You can open up themes or plugins that you want to replicate and take a look under their hood. If the theme in questions has good inline documentation (comments about the purpose of blocks of code and changes inside the code itself) you’ll even be able to quickly find the code relevant to the functions you want to incorporate in your project.

If it proves a little too challenging to go it completely solo, the great thing about WordPress is that there is a ton of documentation on how to do specific things when you’re creating a theme or plugin, so you can mix and match.

Obviously, you wouldn’t want to try to sell your first few experiments (unless you’re willing to pay an experienced developer to step in and ‘proofread’ your code).

This is a challenging, but very fun and rewarding way to learn how to do very specific things with codes for those who like experimenting.


This is where you follow a course that sets out to help you create a project. Now I mentioned there were a lot of resources for very specific tasks when it comes to WordPress development. There’s everything from extensive, but hard to navigate, codexes, to blogs, to tutorials, to video courses.

Two stand-out alternatives are Treehouse and Tuts+. Treehouse has tons of success stories that vouch for how effective it is, and the same goes for Tuts+.

Treehouse has several different courses dedicated to WordPress, as well as courses on the languages that WordPress is built on. Tuts+ again has different courses targeted at different aspects of WordPress development, as well as courses on the languages that WordPress is built on.

The style of learning in both places is heavily focused on video instruction paired with hands-on development of the goal end product. Treehouse has an active member forum where you can ask relevant questions, and get more of a sense of accountability by interacting with real people. Tutsplus has an incredibly extensive backlog of written tutorials in addition to the video courses.


WordPress is built upon mainly three languages, PHP, CSS and HTML. While PHP deals with the backend, storing information in databases and most of the other actual functionality, the HTML, and CSS deal with the frontend and control how the end result end up looking.

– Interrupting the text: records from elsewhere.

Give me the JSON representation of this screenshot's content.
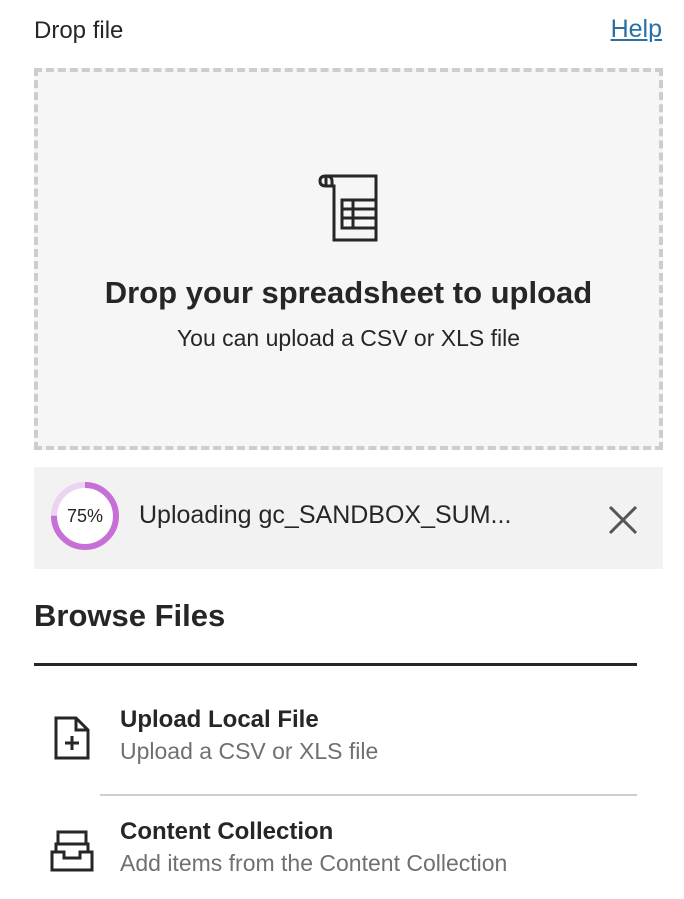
{
  "header": {
    "label": "Drop file",
    "help_link": "Help"
  },
  "dropzone": {
    "icon": "spreadsheet-icon",
    "title": "Drop your spreadsheet to upload",
    "subtitle": "You can upload a CSV or XLS file"
  },
  "upload": {
    "progress_percent": 75,
    "progress_label": "75%",
    "filename_text": "Uploading gc_SANDBOX_SUM...",
    "cancel_icon": "close-icon",
    "progress_color": "#c66fd6",
    "progress_track_color": "#ecd3f2"
  },
  "browse": {
    "title": "Browse Files",
    "options": [
      {
        "icon": "file-plus-icon",
        "title": "Upload Local File",
        "description": "Upload a CSV or XLS file"
      },
      {
        "icon": "inbox-tray-icon",
        "title": "Content Collection",
        "description": "Add items from the Content Collection"
      }
    ]
  },
  "colors": {
    "link": "#2a6fa5",
    "text": "#262626",
    "muted": "#707070",
    "dropzone_bg": "#f6f6f6",
    "dropzone_border": "#cdcdcd"
  }
}
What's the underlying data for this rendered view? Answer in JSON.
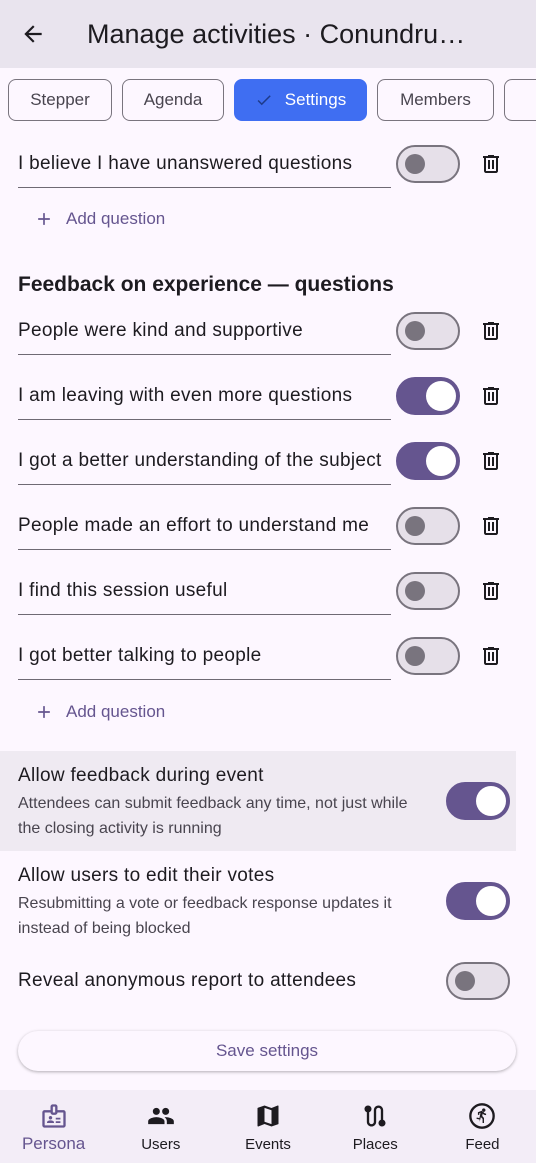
{
  "appbar": {
    "title": "Manage activities · Conundrum C...",
    "back_icon": "arrow-back-icon"
  },
  "tabs": [
    {
      "label": "Stepper",
      "selected": false
    },
    {
      "label": "Agenda",
      "selected": false
    },
    {
      "label": "Settings",
      "selected": true
    },
    {
      "label": "Members",
      "selected": false
    },
    {
      "label": "",
      "selected": false
    }
  ],
  "pre_questions": [
    {
      "text": "I believe I have unanswered questions",
      "enabled": false
    }
  ],
  "add_question_label": "Add question",
  "feedback_section": {
    "title": "Feedback on experience — questions",
    "questions": [
      {
        "text": "People were kind and supportive",
        "enabled": false
      },
      {
        "text": "I am leaving with even more questions",
        "enabled": true
      },
      {
        "text": "I got a better understanding of the subject",
        "enabled": true
      },
      {
        "text": "People made an effort to understand me",
        "enabled": false
      },
      {
        "text": "I find this session useful",
        "enabled": false
      },
      {
        "text": "I got better talking to people",
        "enabled": false
      }
    ],
    "add_question_label": "Add question"
  },
  "settings": [
    {
      "title": "Allow feedback during event",
      "subtitle": "Attendees can submit feedback any time, not just while the closing activity is running",
      "enabled": true
    },
    {
      "title": "Allow users to edit their votes",
      "subtitle": "Resubmitting a vote or feedback response updates it instead of being blocked",
      "enabled": true
    },
    {
      "title": "Reveal anonymous report to attendees",
      "subtitle": "",
      "enabled": false
    }
  ],
  "save_button_label": "Save settings",
  "bottom_nav": [
    {
      "label": "Persona",
      "icon": "badge-icon",
      "active": true
    },
    {
      "label": "Users",
      "icon": "group-icon",
      "active": false
    },
    {
      "label": "Events",
      "icon": "map-icon",
      "active": false
    },
    {
      "label": "Places",
      "icon": "route-icon",
      "active": false
    },
    {
      "label": "Feed",
      "icon": "directions-run-icon",
      "active": false
    }
  ],
  "colors": {
    "primary": "#65558f",
    "selected_tab": "#3f6ef2",
    "background": "#fdf7ff",
    "appbar": "#e9e4ee"
  }
}
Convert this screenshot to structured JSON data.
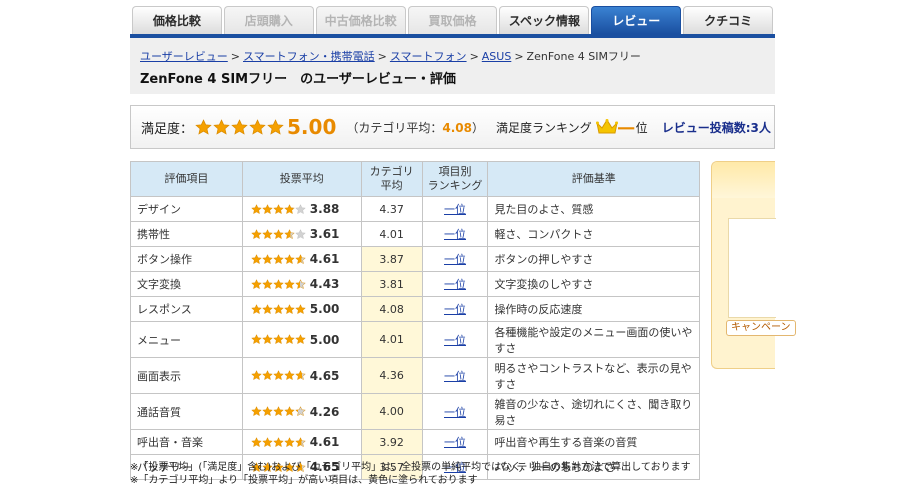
{
  "tabs": [
    {
      "label": "価格比較",
      "state": "normal"
    },
    {
      "label": "店頭購入",
      "state": "disabled"
    },
    {
      "label": "中古価格比較",
      "state": "disabled"
    },
    {
      "label": "買取価格",
      "state": "disabled"
    },
    {
      "label": "スペック情報",
      "state": "normal"
    },
    {
      "label": "レビュー",
      "state": "active"
    },
    {
      "label": "クチコミ",
      "state": "normal"
    }
  ],
  "breadcrumb": {
    "links": [
      "ユーザーレビュー",
      "スマートフォン・携帯電話",
      "スマートフォン",
      "ASUS"
    ],
    "separator": ">",
    "current": "ZenFone 4 SIMフリー"
  },
  "page_title": "ZenFone 4 SIMフリー　のユーザーレビュー・評価",
  "satisfaction": {
    "label": "満足度：",
    "stars": 5.0,
    "score": "5.00",
    "category_avg_prefix": "（カテゴリ平均：",
    "category_avg_value": "4.08",
    "category_avg_suffix": "）",
    "ranking_label": "満足度ランキング",
    "ranking_value": "一",
    "ranking_unit": "位",
    "review_count": "レビュー投稿数:3人"
  },
  "table": {
    "headers": [
      "評価項目",
      "投票平均",
      "カテゴリ\n平均",
      "項目別\nランキング",
      "評価基準"
    ],
    "rows": [
      {
        "item": "デザイン",
        "stars": 3.88,
        "score": "3.88",
        "cat": "4.37",
        "rank": "一位",
        "criteria": "見た目のよさ、質感",
        "highlight": false
      },
      {
        "item": "携帯性",
        "stars": 3.61,
        "score": "3.61",
        "cat": "4.01",
        "rank": "一位",
        "criteria": "軽さ、コンパクトさ",
        "highlight": false
      },
      {
        "item": "ボタン操作",
        "stars": 4.61,
        "score": "4.61",
        "cat": "3.87",
        "rank": "一位",
        "criteria": "ボタンの押しやすさ",
        "highlight": true
      },
      {
        "item": "文字変換",
        "stars": 4.43,
        "score": "4.43",
        "cat": "3.81",
        "rank": "一位",
        "criteria": "文字変換のしやすさ",
        "highlight": true
      },
      {
        "item": "レスポンス",
        "stars": 5.0,
        "score": "5.00",
        "cat": "4.08",
        "rank": "一位",
        "criteria": "操作時の反応速度",
        "highlight": true
      },
      {
        "item": "メニュー",
        "stars": 5.0,
        "score": "5.00",
        "cat": "4.01",
        "rank": "一位",
        "criteria": "各種機能や設定のメニュー画面の使いやすさ",
        "highlight": true
      },
      {
        "item": "画面表示",
        "stars": 4.65,
        "score": "4.65",
        "cat": "4.36",
        "rank": "一位",
        "criteria": "明るさやコントラストなど、表示の見やすさ",
        "highlight": true
      },
      {
        "item": "通話音質",
        "stars": 4.26,
        "score": "4.26",
        "cat": "4.00",
        "rank": "一位",
        "criteria": "雑音の少なさ、途切れにくさ、聞き取り易さ",
        "highlight": true
      },
      {
        "item": "呼出音・音楽",
        "stars": 4.61,
        "score": "4.61",
        "cat": "3.92",
        "rank": "一位",
        "criteria": "呼出音や再生する音楽の音質",
        "highlight": true
      },
      {
        "item": "バッテリー",
        "stars": 4.65,
        "score": "4.65",
        "cat": "3.57",
        "rank": "一位",
        "criteria": "バッテリーのもちのよさ",
        "highlight": true
      }
    ]
  },
  "notes": [
    "※「投票平均」(「満足度」含む)および「カテゴリ平均」は、全投票の単純平均ではなく、独自の集計方法で算出しております",
    "※「カテゴリ平均」より「投票平均」が高い項目は、黄色に塗られております"
  ],
  "side_panel": {
    "button_label": "キャンペーン"
  },
  "colors": {
    "accent": "#1a4fa0",
    "star": "#f5a000",
    "highlight": "#fff8d8",
    "header_bg": "#d6e9f6"
  }
}
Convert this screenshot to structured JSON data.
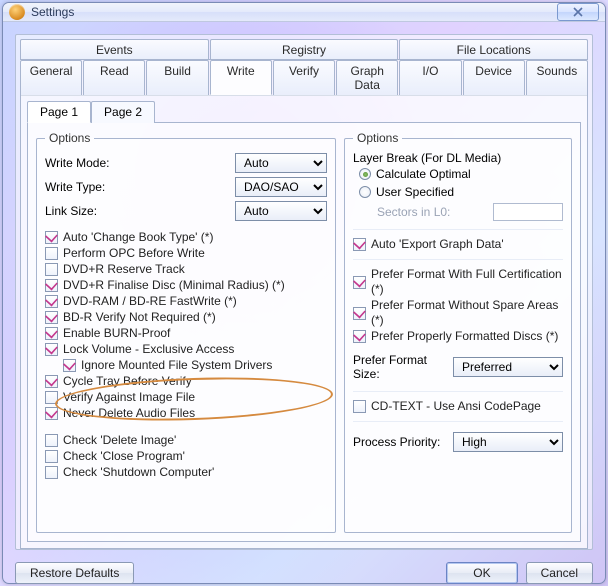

To put it simply PHP is what’s under the hood, the engine, chassis, break system, car computer, and HTML and CSS is the body.

What languages you should focus on learning, depends on what kind of developer you’d like to be. If you want to be a plugin developer, delivering unique functionality to WordPress sites everywhere, you’d want to put a heavy focus on PHP.

If you want to focus more on the front end, you’d want to focus on CSS in the beginning, and maybe some JavaScript, maybe a particular library like jQuery or AngularJS later to be able to create a more interactive experience when necessary.